Exercise
For each entry that follows, produce an exact copy.

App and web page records
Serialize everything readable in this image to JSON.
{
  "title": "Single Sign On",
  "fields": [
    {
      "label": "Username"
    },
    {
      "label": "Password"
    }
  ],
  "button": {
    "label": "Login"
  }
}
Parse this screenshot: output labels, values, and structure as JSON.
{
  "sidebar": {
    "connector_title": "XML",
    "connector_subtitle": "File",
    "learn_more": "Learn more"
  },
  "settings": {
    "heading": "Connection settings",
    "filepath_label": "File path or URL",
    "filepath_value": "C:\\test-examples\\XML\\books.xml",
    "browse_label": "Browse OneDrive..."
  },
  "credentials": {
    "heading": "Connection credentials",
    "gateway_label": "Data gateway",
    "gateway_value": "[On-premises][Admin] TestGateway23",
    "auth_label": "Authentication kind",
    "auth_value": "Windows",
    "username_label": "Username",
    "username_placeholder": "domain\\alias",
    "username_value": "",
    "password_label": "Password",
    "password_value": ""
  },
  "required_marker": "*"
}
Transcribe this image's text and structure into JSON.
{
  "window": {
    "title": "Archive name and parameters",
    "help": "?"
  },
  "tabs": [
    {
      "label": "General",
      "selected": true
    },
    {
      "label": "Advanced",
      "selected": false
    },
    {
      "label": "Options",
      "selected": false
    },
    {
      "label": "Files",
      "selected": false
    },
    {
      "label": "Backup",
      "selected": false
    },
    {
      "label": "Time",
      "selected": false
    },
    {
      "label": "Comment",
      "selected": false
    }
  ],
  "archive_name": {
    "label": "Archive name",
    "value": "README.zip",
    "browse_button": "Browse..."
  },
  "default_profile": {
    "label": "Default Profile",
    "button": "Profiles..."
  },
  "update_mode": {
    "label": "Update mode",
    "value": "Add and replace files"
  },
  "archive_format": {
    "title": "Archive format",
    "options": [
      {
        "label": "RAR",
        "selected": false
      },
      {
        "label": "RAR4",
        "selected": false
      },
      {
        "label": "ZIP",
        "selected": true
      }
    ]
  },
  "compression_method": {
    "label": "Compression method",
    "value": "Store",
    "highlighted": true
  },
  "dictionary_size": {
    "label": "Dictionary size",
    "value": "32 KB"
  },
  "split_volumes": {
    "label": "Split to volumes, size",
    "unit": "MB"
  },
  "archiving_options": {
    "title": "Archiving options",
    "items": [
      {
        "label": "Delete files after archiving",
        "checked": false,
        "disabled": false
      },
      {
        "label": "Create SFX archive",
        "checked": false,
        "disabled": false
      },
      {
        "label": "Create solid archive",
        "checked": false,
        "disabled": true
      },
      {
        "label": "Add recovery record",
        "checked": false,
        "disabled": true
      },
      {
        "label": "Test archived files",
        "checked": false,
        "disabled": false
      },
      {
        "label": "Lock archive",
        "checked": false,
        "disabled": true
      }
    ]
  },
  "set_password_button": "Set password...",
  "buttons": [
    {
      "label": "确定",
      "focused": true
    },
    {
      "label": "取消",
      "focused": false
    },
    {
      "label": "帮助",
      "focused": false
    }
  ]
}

Written answer
Serialize everything readable in this image to JSON.
{
  "title": "Single Sign On",
  "fields": [
    {
      "label": "Username"
    },
    {
      "label": "Password"
    }
  ],
  "button": {
    "label": "Login"
  }
}
Parse this screenshot: output labels, values, and structure as JSON.
{
  "sidebar": {
    "connector_title": "XML",
    "connector_subtitle": "File",
    "learn_more": "Learn more"
  },
  "settings": {
    "heading": "Connection settings",
    "filepath_label": "File path or URL",
    "filepath_value": "C:\\test-examples\\XML\\books.xml",
    "browse_label": "Browse OneDrive..."
  },
  "credentials": {
    "heading": "Connection credentials",
    "gateway_label": "Data gateway",
    "gateway_value": "[On-premises][Admin] TestGateway23",
    "auth_label": "Authentication kind",
    "auth_value": "Windows",
    "username_label": "Username",
    "username_placeholder": "domain\\alias",
    "username_value": "",
    "password_label": "Password",
    "password_value": ""
  },
  "required_marker": "*"
}
Transcribe this image's text and structure into JSON.
{
  "window": {
    "title": "Archive name and parameters",
    "help": "?"
  },
  "tabs": [
    {
      "label": "General",
      "selected": true
    },
    {
      "label": "Advanced",
      "selected": false
    },
    {
      "label": "Options",
      "selected": false
    },
    {
      "label": "Files",
      "selected": false
    },
    {
      "label": "Backup",
      "selected": false
    },
    {
      "label": "Time",
      "selected": false
    },
    {
      "label": "Comment",
      "selected": false
    }
  ],
  "archive_name": {
    "label": "Archive name",
    "value": "README.zip",
    "browse_button": "Browse..."
  },
  "default_profile": {
    "label": "Default Profile",
    "button": "Profiles..."
  },
  "update_mode": {
    "label": "Update mode",
    "value": "Add and replace files"
  },
  "archive_format": {
    "title": "Archive format",
    "options": [
      {
        "label": "RAR",
        "selected": false
      },
      {
        "label": "RAR4",
        "selected": false
      },
      {
        "label": "ZIP",
        "selected": true
      }
    ]
  },
  "compression_method": {
    "label": "Compression method",
    "value": "Store",
    "highlighted": true
  },
  "dictionary_size": {
    "label": "Dictionary size",
    "value": "32 KB"
  },
  "split_volumes": {
    "label": "Split to volumes, size",
    "unit": "MB"
  },
  "archiving_options": {
    "title": "Archiving options",
    "items": [
      {
        "label": "Delete files after archiving",
        "checked": false,
        "disabled": false
      },
      {
        "label": "Create SFX archive",
        "checked": false,
        "disabled": false
      },
      {
        "label": "Create solid archive",
        "checked": false,
        "disabled": true
      },
      {
        "label": "Add recovery record",
        "checked": false,
        "disabled": true
      },
      {
        "label": "Test archived files",
        "checked": false,
        "disabled": false
      },
      {
        "label": "Lock archive",
        "checked": false,
        "disabled": true
      }
    ]
  },
  "set_password_button": "Set password...",
  "buttons": [
    {
      "label": "确定",
      "focused": true
    },
    {
      "label": "取消",
      "focused": false
    },
    {
      "label": "帮助",
      "focused": false
    }
  ]
}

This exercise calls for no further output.